━━━ Given information ━━━
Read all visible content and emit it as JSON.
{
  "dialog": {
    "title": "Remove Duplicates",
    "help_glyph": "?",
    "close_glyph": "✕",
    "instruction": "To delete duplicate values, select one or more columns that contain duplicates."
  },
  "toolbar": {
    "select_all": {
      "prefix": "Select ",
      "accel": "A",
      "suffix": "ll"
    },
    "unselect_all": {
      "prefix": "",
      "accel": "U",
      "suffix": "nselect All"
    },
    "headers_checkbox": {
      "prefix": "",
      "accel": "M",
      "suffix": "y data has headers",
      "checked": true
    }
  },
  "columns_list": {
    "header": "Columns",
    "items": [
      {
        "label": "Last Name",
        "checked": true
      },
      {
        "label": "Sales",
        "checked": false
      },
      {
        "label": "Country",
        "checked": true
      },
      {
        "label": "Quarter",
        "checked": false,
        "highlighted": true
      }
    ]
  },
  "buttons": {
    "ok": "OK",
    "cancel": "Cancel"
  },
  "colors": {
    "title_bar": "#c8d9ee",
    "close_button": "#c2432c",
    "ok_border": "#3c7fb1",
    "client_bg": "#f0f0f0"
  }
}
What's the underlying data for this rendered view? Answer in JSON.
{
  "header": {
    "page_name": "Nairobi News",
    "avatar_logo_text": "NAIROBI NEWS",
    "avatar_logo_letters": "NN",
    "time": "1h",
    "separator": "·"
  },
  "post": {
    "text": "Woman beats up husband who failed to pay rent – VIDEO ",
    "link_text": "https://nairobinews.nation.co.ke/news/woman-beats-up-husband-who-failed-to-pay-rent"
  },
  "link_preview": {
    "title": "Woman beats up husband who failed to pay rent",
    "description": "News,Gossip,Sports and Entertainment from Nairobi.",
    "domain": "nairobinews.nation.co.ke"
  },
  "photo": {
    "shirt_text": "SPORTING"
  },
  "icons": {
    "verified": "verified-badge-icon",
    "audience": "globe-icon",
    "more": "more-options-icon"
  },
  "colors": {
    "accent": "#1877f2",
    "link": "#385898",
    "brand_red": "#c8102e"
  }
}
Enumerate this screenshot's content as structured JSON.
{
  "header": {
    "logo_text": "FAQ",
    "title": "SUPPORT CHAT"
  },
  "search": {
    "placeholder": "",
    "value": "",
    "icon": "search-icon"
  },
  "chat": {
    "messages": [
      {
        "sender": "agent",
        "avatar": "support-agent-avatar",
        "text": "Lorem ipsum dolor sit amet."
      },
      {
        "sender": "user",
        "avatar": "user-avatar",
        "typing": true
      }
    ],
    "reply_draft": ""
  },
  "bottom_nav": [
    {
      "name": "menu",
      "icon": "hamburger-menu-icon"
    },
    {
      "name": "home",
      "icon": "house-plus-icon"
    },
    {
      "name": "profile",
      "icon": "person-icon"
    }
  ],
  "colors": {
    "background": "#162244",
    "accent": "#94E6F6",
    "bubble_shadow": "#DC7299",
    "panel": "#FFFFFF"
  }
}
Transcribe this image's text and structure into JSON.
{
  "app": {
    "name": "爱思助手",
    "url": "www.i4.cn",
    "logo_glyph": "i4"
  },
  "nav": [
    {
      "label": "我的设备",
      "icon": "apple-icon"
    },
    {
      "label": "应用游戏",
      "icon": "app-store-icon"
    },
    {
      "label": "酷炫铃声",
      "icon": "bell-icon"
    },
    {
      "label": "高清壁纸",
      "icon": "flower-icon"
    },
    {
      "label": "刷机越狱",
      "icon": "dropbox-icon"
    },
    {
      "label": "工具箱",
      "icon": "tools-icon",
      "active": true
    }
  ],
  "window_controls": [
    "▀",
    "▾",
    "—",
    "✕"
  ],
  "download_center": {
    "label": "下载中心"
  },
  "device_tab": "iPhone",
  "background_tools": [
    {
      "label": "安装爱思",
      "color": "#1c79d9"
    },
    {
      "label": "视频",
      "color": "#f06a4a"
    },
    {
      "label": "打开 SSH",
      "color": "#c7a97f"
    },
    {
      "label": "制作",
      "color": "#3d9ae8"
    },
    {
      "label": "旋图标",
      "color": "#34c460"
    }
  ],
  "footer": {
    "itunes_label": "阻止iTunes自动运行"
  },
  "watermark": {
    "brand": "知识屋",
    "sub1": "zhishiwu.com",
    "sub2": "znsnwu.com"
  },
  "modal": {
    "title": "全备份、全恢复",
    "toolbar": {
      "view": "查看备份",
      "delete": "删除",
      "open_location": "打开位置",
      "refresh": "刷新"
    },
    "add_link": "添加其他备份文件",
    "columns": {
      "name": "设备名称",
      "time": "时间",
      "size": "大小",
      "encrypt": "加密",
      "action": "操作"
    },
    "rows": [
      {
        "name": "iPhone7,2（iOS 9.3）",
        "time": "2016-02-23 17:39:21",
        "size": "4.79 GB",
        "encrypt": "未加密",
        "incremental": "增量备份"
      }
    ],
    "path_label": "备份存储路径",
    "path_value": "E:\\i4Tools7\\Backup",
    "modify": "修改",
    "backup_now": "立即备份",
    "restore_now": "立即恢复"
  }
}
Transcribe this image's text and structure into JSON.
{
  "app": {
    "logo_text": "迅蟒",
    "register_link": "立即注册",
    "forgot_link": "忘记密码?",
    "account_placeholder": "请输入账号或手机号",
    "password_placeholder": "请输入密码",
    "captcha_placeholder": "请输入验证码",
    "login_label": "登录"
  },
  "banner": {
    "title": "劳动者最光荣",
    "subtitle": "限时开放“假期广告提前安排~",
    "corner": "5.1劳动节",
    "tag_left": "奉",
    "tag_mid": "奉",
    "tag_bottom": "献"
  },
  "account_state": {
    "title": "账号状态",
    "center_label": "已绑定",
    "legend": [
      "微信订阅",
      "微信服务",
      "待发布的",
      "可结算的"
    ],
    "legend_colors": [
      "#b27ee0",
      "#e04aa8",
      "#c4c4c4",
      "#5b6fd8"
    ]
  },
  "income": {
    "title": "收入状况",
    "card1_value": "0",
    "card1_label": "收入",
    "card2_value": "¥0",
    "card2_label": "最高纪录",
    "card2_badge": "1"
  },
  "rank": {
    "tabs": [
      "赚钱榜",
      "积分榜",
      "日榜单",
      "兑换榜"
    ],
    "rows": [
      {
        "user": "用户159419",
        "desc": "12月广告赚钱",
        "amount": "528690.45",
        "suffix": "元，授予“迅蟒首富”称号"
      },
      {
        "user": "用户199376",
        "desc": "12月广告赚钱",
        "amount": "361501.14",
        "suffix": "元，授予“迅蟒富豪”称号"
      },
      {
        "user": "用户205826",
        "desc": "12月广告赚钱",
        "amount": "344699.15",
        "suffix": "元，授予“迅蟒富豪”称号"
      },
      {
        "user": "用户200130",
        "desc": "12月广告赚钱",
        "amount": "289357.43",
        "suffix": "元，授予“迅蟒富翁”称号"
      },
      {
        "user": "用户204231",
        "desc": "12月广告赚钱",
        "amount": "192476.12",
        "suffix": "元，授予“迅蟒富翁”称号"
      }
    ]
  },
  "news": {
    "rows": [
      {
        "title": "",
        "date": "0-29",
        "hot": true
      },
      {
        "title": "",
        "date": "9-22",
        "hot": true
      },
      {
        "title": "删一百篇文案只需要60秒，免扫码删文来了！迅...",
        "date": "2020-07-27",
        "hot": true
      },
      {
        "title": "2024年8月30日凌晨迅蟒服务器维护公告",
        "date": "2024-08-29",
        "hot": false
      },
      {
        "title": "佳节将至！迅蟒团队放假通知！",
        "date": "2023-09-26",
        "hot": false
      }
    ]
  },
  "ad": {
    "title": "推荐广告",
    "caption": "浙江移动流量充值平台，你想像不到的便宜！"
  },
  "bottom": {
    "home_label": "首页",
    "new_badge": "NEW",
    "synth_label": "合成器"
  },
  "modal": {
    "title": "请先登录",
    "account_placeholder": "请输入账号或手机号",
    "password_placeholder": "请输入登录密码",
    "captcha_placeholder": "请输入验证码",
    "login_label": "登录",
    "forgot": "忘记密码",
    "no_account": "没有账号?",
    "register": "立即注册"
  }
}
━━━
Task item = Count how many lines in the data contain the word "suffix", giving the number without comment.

Exercise response = 8